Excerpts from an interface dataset
────

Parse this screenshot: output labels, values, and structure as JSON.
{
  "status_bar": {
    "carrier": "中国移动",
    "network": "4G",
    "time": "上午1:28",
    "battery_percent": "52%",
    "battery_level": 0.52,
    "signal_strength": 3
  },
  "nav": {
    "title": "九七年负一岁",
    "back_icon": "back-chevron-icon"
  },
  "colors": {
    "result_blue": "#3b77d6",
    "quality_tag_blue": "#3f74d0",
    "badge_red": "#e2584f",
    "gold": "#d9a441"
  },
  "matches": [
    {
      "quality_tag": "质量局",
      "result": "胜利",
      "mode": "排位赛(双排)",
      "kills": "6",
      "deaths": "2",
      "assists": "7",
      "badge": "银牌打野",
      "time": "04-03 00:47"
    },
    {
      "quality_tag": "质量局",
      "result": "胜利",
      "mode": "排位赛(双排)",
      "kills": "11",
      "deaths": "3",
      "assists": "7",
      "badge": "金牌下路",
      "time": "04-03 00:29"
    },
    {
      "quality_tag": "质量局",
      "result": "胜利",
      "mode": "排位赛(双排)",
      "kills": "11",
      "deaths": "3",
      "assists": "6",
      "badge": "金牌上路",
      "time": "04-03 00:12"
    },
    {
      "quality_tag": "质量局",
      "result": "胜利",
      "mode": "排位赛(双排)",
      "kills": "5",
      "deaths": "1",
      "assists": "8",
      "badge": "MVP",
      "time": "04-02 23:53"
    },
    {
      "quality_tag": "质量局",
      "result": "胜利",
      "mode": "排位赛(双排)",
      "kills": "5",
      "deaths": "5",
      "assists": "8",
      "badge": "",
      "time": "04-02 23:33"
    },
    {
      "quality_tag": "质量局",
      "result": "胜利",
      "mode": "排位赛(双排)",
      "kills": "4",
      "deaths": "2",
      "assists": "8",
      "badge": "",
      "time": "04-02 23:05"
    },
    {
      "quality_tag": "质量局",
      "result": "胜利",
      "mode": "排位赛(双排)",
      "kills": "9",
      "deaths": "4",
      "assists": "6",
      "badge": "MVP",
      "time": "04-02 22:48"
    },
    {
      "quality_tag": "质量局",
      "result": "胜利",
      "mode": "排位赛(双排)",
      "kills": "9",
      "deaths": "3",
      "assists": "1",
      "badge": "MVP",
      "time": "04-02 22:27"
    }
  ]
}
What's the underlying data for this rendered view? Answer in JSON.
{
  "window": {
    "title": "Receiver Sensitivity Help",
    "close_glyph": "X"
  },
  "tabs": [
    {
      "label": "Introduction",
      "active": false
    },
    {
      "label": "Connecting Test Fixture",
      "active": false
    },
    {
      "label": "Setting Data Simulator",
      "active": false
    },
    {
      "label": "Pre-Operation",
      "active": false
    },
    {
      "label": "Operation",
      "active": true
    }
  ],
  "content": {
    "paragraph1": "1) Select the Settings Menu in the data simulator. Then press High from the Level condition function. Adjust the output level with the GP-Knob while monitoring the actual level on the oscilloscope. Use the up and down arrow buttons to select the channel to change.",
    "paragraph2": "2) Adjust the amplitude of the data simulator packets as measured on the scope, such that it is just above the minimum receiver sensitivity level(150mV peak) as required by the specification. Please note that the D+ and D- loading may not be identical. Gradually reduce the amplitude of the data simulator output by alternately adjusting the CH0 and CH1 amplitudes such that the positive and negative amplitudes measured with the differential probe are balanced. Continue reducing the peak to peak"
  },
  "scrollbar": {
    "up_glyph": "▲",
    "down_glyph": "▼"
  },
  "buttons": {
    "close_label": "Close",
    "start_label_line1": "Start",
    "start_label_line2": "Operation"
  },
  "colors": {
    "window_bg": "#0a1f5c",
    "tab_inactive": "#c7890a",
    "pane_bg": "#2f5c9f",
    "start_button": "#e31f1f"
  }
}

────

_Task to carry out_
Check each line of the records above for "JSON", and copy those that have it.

_Reply_
Parse this screenshot: output labels, values, and structure as JSON.
What's the underlying data for this rendered view? Answer in JSON.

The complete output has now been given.